By: Caylie Guinn, Health Educator – AmeriCorps Public Ally
Today, cancer is at the forefront of medical discussions and services. Agencies across the globe work to provide treatment, support, research, outreach, and education on cancer. And while the talk around cancer is stimulating awareness, one of the most importance aspects of cancer often gets overlooked: cancer caregivers. That is why Little Red Door is observing National Family Caregivers Month by discussing the vital role caregivers play in the fight against cancer.
What is a Cancer Caregiver?
Cancer caregivers are nonprofessionals who provide support for cancer patients before, during, and after their diagnoses. Caregivers may be family or friends, people who want to enrich and assist the life of a patient. They provide a wide range of assistance, from helping with daily chores to coordinating medical appointments and medications. Caregivers act as nurse, chef, confidant, assistant, and friend to loved ones battling cancer. Often, the role of a caregiver changes depending on the stages of cancer. Many caregivers, in addition to their own personal responsibilities, work full time as the physical, emotional, and mental support for their loved one.
Becoming a Caregiver
When a loved one is diagnosed with cancer, it can seem as if the entire world has been thrown out of order. Taking on the role of a cancer caregiver can provide stability in the life of the patient and their loved ones. Cancer caregiving can help ease the worry and uncertainty of cancer, as it allows a more personal interaction with the patient and their journey. Many caregivers find their role personally enriching and helps build a stronger relationship between them and the loved one. Most caregivers find their role to be a natural occurrence: spouses, parents, and children may take on the role with little hesitance.
Many caregivers also struggle with the stress of their role, as cancer caregiving can be frustrating, overwhelming, emotionally distressing, or even physically painful. It may not be possible to avoid these stressors entirely, but having an open dialogue with loved ones and professionals from the onset of caregiving can help. If it is not possible to talk to relatives or friends, there are many resources and support groups for caregivers (see list of resources at the end of this post). Finding support from the caregiving community can also help determine other methods of care that may not be as trying.
“You cannot pour from an empty cup”
Caregivers often devote enormous amounts of time and energy to provide for their loved one. In the face of cancer, many caregivers put their loved one’s needs well before their own. This seems like a natural decision, since caregivers want to provide the best, most normal life for their loved one.
But while this idea is heartfelt, it can be stressful and tiring on caregivers. Though it seems necessary to put your loved one’s needs ahead of your own, as the saying goes, “you can’t pour from an empty cup”. Caregiving doesn’t only apply to the patient caring for one’s own wellbeing is just as (if not more) important. Take the time to care for yourself in all aspects.
Below are 10 tips for easing the stress of caregiving and providing for yourself. Even just a few minutes each day to focus on only yourself can work wonders for a caregiver’s vitality and ability to care for their loved one. Remember, it is not selfish to take care of yourself first your loved one will benefit the most when you are healthy, happy, and whole.

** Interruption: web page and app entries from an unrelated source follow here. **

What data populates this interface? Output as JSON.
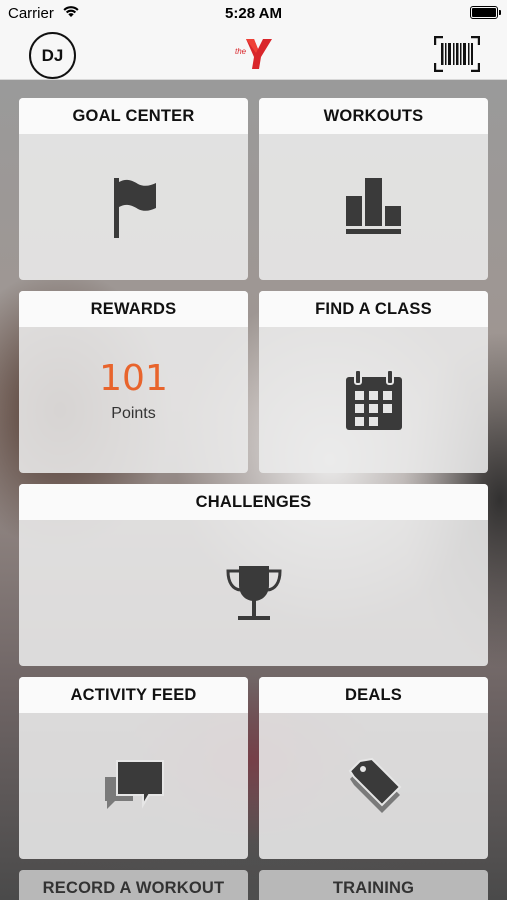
{
  "status_bar": {
    "carrier": "Carrier",
    "time": "5:28 AM"
  },
  "nav": {
    "avatar_initials": "DJ",
    "logo_text": "the",
    "logo_icon": "ymca-logo",
    "barcode_icon": "barcode-scan-icon"
  },
  "tiles": {
    "goal_center": {
      "title": "GOAL CENTER",
      "icon": "flag-icon"
    },
    "workouts": {
      "title": "WORKOUTS",
      "icon": "bar-chart-icon"
    },
    "rewards": {
      "title": "REWARDS",
      "points": "101",
      "points_label": "Points"
    },
    "find_a_class": {
      "title": "FIND A CLASS",
      "icon": "calendar-icon"
    },
    "challenges": {
      "title": "CHALLENGES",
      "icon": "trophy-icon"
    },
    "activity_feed": {
      "title": "ACTIVITY FEED",
      "icon": "chat-bubbles-icon"
    },
    "deals": {
      "title": "DEALS",
      "icon": "price-tag-icon"
    },
    "record_a_workout": {
      "title": "RECORD A WORKOUT"
    },
    "training": {
      "title": "TRAINING"
    }
  },
  "colors": {
    "accent": "#e8642c",
    "logo_red": "#d9262b",
    "icon_dark": "#3a3a3a"
  }
}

- Seek support from other caregivers.
- Take care of your own health so that you can be strong enough to take care of your loved one.
- Accept offers of help and suggest specific things people can do to help you.
- Learn how to communicate effectively with doctors.
- Caregiving is hard work so take respite breaks often.
- Watch out for signs of depression and don’t delay getting professional help when you need it.
- Be open to new technologies that can help you care for your loved one.
- Organize medical information so it’s p to date and easy to find.
- Make sure legal documents are in order.
- Give yourself credit for doing the best you can in one of the toughest jobs there is!
Caregivers, We Love You!
Full time, part time, or even occasional caregiving is important to the life of someone battling cancer. Whether you are a live-in, full time caregiver, a long-distance caregiver, or something in between, remember that the life of cancer patients would not be the same without you. If you know a caregiver, take a few minutes to assist them in any way that you can. If direct caregiving is difficult, provide a hand with smaller tasks, like grocery shopping or laundry. Even just talking with the caregiver, providing them with an outlet or temporary distraction, or spending time with them can be an enormous relief.
And of course, those receiving care are incredibly important in recognizing caregivers. Your caregivers have taken on the role because they love you and want the best for your life. While the role of a caregiver is often rewarding, it can also be stressful or difficult to manage. When you see signs of stress in your caregiver, remind them that it’s okay to take care of themselves as well. Â In honor of National Family Caregivers month, continue to show your appreciation, support, and encouragement for your caregiver in any way that you can.
To cancer caregivers everywhere, Little Red Door thanks you for your time and care in the battle against this challenging disease. Caregivers are welcome to join us for our Door to Wellness activities, including our Yoga and Massage therapies. With your service, support, and love, we are all making the most of life and the least of cancer.
Additional Resources for Caregivers
- American Cancer Society
- National Cancer Institute
- Caring for the Caregiver (pdf)
- Cancer Support Community
- Help for Caregivers
- Caregiver Action Network